→ **Material for this exercise**:
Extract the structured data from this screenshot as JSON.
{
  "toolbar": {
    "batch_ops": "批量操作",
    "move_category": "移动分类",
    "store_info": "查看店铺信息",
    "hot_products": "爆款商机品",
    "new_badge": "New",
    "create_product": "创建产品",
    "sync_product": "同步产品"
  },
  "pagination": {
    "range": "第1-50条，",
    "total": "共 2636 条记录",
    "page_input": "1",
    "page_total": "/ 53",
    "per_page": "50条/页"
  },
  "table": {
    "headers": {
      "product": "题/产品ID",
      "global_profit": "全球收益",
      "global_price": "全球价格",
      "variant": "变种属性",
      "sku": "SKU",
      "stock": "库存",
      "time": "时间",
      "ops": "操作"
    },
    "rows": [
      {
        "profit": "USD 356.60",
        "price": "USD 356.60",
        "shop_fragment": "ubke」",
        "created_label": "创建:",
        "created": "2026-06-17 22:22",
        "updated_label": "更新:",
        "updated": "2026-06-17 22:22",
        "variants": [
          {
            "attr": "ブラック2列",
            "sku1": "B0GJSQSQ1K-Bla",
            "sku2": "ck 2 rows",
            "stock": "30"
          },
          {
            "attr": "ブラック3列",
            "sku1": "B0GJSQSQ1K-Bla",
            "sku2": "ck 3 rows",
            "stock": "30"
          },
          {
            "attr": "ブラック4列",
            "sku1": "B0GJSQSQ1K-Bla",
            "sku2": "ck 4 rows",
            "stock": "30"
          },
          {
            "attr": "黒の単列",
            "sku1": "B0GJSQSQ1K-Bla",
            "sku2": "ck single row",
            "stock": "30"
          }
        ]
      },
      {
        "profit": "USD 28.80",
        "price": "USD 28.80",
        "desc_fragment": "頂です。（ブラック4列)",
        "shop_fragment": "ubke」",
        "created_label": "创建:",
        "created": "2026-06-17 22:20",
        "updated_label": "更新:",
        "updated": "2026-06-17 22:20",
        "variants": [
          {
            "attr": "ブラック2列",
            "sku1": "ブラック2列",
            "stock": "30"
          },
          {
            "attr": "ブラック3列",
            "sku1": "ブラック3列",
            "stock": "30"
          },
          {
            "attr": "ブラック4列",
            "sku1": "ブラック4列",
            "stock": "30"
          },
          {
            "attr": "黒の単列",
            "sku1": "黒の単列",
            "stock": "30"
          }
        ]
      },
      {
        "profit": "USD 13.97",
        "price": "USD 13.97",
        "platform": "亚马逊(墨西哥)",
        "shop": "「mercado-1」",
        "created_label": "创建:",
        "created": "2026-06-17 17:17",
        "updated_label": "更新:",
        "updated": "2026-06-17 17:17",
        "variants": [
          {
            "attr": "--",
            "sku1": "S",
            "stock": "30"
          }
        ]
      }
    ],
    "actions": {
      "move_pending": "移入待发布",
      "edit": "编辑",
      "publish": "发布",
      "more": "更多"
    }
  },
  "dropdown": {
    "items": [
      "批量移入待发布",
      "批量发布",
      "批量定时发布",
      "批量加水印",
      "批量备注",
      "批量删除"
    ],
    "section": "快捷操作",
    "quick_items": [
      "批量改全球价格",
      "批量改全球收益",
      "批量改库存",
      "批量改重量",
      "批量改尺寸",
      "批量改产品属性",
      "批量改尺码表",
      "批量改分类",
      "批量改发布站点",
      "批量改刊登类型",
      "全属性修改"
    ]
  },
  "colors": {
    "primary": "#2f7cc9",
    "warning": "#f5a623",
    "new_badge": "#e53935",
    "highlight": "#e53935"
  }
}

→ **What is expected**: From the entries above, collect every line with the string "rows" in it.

→ **Answer section**:
    "rows": [
            "sku2": "ck 2 rows",
            "sku2": "ck 3 rows",
            "sku2": "ck 4 rows",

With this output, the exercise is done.